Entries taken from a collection
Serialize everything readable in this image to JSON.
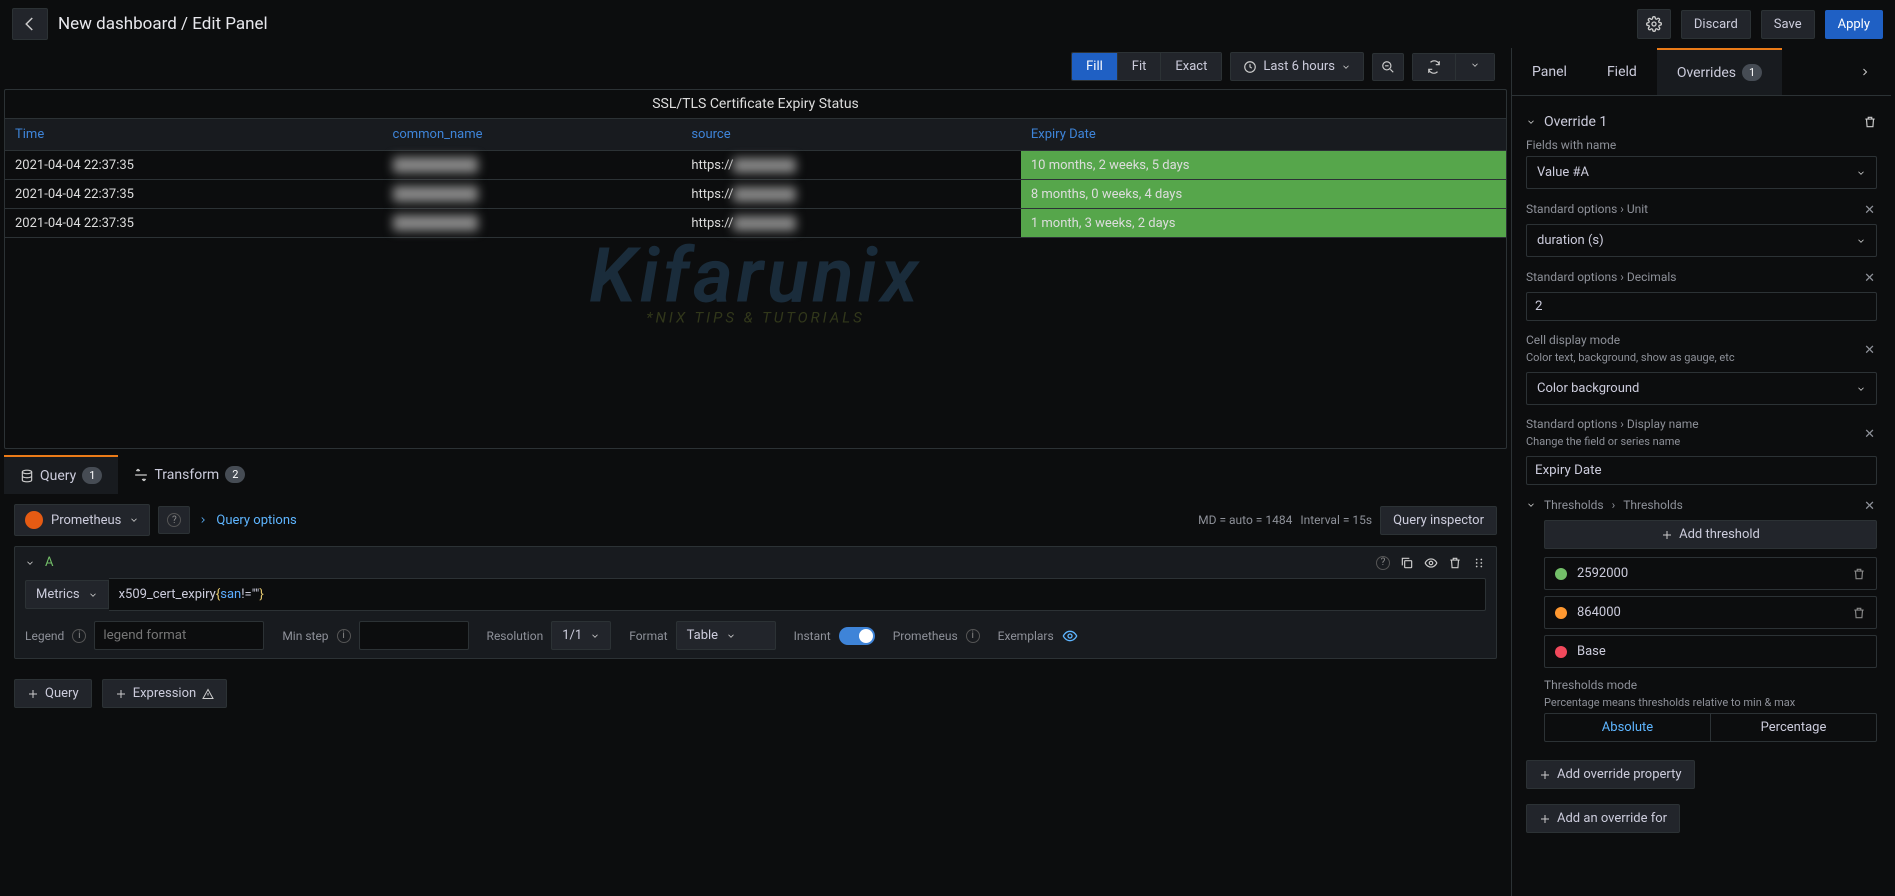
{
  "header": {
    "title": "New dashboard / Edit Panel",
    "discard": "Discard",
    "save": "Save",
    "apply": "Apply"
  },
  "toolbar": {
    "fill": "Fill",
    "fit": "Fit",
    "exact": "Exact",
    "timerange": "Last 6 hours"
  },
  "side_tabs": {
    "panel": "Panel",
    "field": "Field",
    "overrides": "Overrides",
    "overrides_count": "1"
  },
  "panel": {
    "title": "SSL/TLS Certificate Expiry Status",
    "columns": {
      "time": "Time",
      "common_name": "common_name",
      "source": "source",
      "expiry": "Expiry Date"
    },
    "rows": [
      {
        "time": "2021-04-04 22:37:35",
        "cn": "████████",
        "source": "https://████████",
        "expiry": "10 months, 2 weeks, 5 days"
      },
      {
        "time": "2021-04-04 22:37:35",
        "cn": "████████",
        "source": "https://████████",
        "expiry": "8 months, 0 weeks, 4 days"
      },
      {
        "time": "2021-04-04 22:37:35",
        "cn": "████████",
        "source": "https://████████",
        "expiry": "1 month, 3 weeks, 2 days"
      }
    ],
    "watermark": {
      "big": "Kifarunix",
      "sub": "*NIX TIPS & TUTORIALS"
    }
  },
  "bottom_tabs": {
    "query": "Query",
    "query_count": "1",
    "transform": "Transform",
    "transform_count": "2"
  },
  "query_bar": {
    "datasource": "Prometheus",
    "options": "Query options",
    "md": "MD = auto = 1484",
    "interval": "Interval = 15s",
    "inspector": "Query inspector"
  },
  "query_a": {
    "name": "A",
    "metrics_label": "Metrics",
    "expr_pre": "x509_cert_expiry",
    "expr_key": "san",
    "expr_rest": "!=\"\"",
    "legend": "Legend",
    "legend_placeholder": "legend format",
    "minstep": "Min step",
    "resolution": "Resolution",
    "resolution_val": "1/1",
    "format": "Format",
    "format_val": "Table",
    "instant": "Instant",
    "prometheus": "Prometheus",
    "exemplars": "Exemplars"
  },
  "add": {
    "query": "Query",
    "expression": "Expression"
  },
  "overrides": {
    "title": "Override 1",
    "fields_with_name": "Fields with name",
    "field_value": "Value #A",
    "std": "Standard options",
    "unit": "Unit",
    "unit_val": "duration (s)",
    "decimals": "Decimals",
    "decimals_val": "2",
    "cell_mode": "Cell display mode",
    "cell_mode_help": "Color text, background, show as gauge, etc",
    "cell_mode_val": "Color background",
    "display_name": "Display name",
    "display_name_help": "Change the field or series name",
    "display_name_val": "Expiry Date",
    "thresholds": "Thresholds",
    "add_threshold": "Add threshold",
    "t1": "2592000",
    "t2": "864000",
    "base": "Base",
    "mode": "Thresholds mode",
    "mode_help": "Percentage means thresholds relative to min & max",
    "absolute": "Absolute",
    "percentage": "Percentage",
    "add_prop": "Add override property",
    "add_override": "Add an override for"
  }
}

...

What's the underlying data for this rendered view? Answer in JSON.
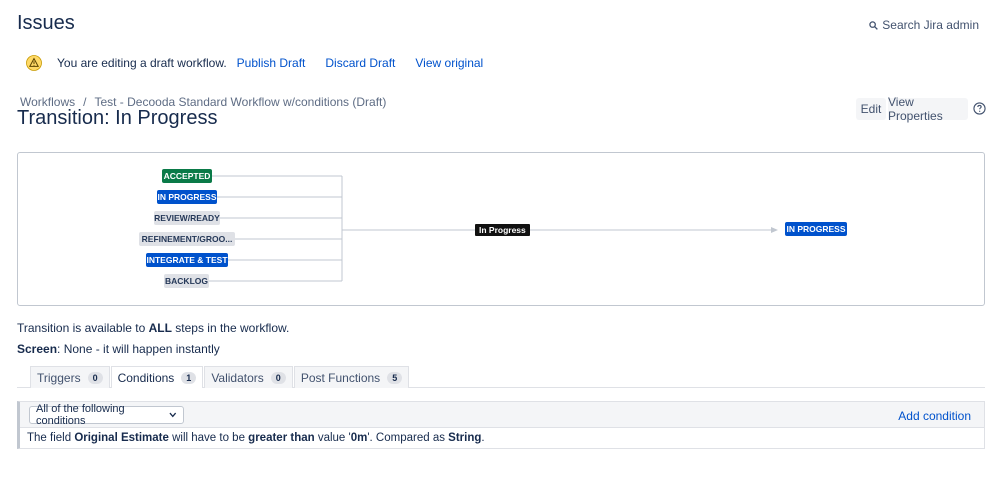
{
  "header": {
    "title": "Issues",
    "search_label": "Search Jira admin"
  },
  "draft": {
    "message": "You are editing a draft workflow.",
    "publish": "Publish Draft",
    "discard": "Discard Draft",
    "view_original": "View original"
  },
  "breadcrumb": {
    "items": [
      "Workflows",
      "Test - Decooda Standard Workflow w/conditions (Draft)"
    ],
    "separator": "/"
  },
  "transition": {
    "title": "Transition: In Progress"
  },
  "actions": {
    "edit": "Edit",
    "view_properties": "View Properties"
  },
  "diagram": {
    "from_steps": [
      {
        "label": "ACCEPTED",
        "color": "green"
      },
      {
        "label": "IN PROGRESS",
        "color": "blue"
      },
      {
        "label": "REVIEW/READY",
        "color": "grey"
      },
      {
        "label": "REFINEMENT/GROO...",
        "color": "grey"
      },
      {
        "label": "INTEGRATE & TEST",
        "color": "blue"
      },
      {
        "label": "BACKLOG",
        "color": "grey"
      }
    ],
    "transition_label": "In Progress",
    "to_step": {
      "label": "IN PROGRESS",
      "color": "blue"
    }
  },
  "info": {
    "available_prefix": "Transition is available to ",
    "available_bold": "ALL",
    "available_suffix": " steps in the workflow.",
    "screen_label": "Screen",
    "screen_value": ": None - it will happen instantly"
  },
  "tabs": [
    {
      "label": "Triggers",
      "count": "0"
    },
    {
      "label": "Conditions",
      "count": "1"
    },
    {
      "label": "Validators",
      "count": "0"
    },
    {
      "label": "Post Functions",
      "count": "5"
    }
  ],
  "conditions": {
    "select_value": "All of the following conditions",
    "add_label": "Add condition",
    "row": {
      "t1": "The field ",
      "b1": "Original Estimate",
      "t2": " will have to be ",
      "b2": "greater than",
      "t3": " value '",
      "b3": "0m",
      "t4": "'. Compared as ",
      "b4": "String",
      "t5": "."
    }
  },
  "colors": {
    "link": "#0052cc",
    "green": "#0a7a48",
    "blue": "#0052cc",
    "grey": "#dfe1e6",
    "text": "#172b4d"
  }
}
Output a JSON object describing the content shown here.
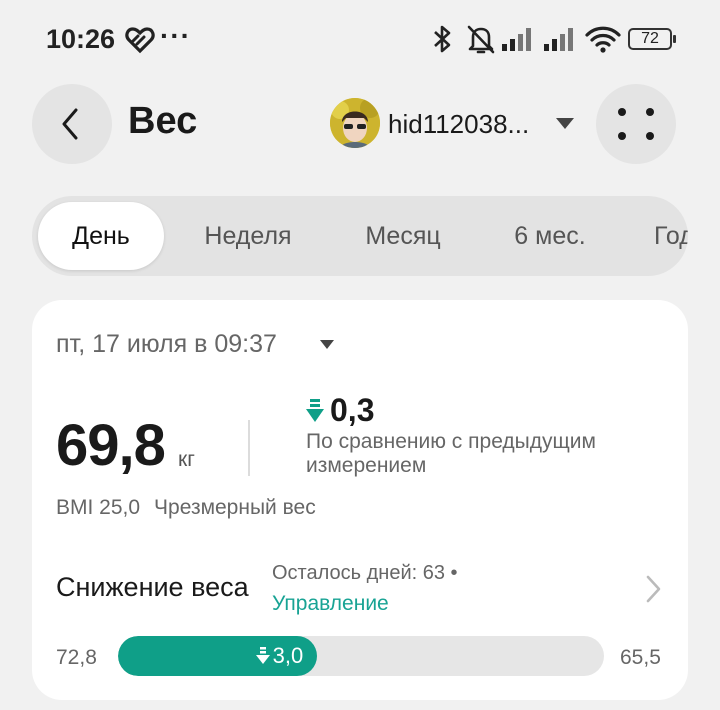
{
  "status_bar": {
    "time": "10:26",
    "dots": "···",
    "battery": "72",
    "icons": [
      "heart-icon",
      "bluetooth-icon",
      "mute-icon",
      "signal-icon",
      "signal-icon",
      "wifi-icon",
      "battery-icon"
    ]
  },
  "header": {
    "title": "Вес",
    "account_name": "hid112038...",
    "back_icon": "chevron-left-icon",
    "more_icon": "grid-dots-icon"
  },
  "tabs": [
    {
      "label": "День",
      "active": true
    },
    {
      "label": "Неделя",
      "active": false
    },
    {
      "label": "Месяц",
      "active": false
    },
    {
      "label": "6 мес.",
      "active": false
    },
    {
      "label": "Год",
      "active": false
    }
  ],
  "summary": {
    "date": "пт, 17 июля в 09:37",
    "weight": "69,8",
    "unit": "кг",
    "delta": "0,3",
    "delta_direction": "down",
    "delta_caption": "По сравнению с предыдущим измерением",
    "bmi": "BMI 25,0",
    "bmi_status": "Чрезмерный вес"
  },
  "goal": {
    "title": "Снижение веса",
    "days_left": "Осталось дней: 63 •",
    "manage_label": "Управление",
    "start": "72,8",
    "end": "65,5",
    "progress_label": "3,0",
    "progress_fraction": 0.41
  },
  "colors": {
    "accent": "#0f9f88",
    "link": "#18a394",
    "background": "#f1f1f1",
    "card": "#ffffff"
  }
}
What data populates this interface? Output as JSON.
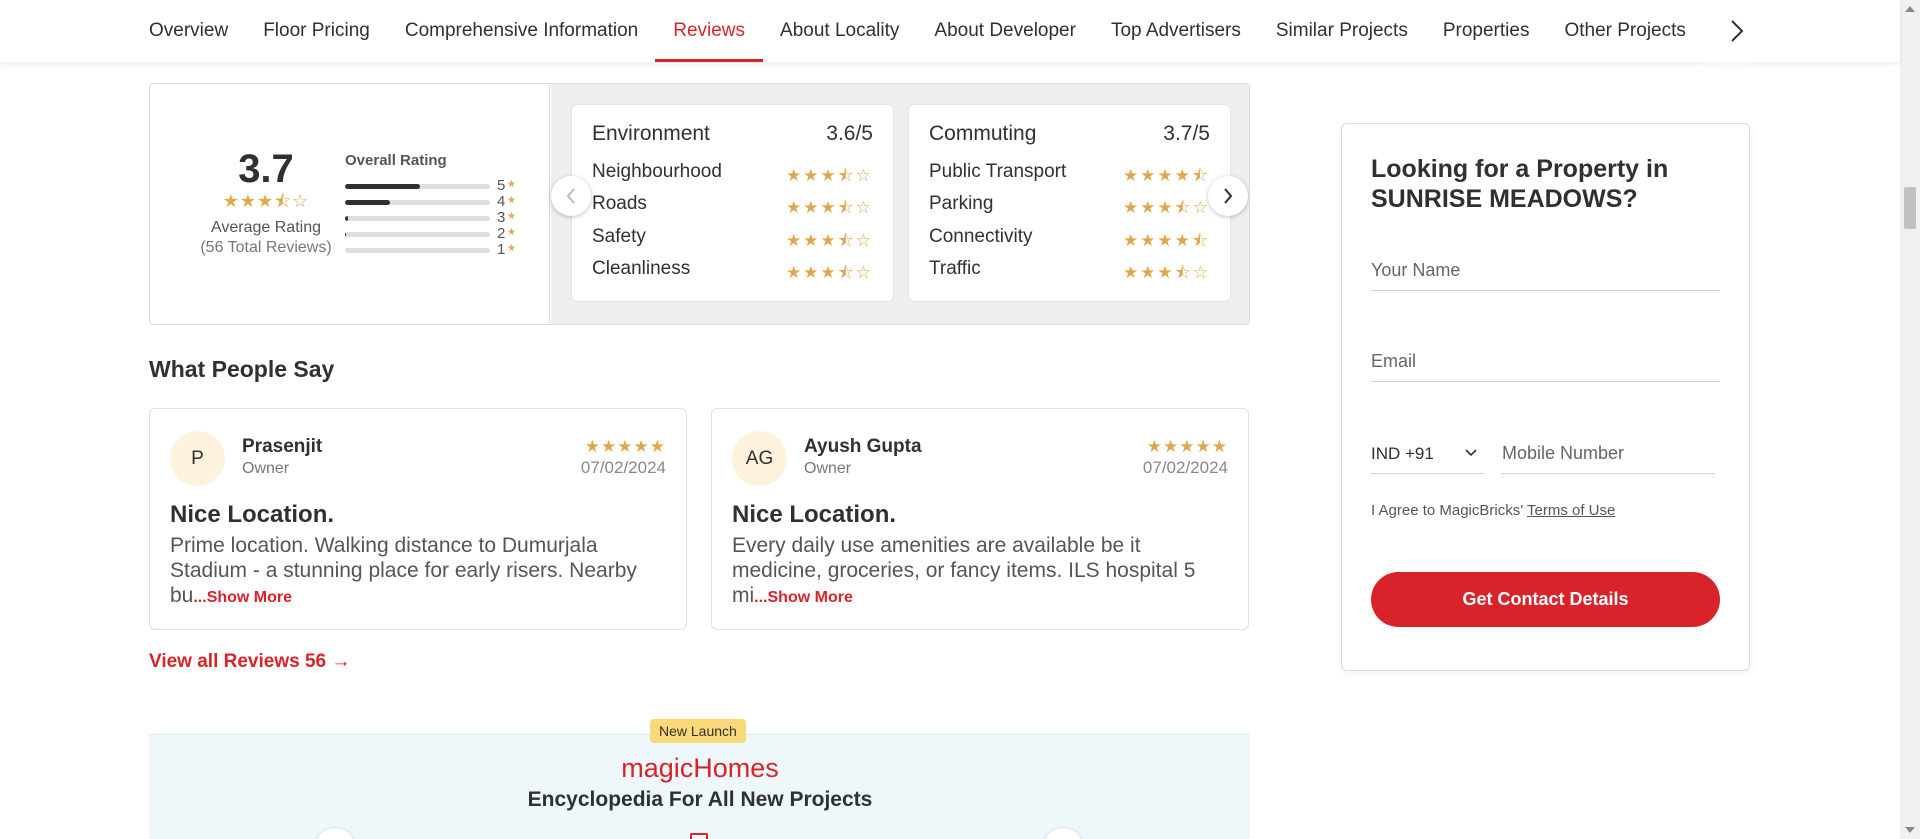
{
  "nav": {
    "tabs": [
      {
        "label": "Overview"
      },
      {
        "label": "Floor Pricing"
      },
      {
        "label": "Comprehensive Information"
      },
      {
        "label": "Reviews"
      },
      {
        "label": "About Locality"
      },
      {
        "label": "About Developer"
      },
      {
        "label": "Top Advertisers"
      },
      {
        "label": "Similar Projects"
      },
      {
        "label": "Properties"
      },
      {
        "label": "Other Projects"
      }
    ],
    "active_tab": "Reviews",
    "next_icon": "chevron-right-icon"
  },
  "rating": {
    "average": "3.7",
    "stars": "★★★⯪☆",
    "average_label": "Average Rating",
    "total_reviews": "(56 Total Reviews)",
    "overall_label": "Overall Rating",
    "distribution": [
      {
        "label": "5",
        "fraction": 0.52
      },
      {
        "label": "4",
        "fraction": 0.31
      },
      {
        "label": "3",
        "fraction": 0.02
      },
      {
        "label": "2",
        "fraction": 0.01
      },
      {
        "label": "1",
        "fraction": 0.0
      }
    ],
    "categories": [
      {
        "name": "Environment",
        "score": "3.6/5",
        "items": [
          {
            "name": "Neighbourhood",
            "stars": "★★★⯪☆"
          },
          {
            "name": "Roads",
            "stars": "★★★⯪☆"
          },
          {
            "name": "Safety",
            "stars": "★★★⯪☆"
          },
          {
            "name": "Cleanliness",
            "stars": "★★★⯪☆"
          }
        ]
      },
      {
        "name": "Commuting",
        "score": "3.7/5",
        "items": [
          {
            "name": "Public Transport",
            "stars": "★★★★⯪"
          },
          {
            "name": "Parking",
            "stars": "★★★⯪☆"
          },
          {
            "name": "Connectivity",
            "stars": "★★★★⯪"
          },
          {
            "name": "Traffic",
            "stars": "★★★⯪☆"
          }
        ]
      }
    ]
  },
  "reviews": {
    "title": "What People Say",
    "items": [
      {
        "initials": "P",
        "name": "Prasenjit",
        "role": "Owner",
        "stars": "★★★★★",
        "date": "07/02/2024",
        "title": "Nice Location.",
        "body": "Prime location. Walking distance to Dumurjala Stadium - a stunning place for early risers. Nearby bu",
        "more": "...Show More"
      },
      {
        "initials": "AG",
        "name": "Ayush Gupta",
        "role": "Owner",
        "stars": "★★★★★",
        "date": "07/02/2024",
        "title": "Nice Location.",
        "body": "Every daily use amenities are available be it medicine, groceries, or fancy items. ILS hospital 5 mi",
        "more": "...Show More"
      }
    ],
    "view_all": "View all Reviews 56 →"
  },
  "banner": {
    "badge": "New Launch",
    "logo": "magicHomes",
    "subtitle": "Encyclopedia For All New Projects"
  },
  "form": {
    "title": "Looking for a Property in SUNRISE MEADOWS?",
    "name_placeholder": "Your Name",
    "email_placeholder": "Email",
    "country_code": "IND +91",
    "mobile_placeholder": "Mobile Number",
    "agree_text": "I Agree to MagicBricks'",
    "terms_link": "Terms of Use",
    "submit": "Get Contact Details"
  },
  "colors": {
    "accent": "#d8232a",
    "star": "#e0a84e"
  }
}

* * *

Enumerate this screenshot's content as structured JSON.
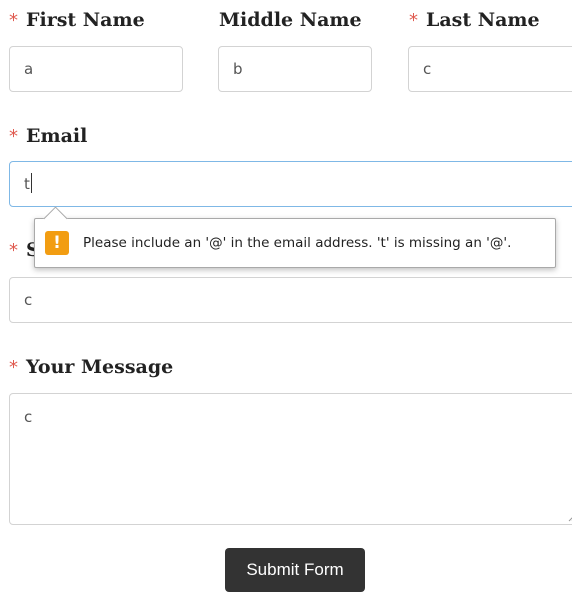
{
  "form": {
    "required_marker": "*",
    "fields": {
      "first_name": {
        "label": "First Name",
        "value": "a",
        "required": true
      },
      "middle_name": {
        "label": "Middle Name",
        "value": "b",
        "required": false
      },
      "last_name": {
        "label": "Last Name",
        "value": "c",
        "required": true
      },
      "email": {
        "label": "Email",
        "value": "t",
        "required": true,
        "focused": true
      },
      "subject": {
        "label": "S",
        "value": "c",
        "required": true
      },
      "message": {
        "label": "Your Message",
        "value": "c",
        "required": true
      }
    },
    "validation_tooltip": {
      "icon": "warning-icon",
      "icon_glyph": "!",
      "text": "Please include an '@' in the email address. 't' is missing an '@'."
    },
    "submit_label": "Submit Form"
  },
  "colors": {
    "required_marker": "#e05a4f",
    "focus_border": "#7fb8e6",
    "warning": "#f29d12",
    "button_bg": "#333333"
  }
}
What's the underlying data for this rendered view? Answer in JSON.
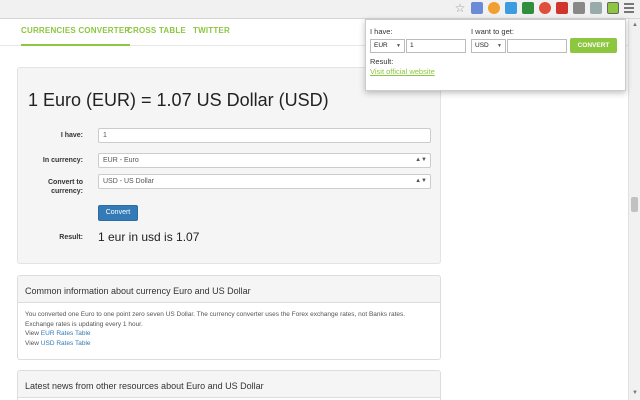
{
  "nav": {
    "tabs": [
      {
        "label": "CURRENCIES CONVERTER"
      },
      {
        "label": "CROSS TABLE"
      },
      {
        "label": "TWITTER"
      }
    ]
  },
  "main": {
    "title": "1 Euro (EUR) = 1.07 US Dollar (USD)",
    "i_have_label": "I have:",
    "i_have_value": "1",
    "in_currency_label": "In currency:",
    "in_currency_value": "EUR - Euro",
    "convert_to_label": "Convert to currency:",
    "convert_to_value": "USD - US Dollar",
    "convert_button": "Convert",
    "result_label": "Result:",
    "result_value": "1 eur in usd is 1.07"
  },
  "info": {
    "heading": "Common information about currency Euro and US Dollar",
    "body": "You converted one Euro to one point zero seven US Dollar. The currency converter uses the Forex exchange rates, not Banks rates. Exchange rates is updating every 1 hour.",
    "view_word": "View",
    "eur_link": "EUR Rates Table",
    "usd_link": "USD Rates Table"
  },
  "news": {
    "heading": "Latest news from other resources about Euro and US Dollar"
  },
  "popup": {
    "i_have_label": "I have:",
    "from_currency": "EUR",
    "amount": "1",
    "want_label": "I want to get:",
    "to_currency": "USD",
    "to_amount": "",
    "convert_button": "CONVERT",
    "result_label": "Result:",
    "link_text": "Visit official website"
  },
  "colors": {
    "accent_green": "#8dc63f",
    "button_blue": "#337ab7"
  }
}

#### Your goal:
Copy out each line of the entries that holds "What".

#### Result for this exercise:
What's the underlying data for this rendered view? Answer in JSON.
What data populates this interface? Output as JSON.
    "title": "What People Say",
What's the underlying data for this rendered view? Answer in JSON.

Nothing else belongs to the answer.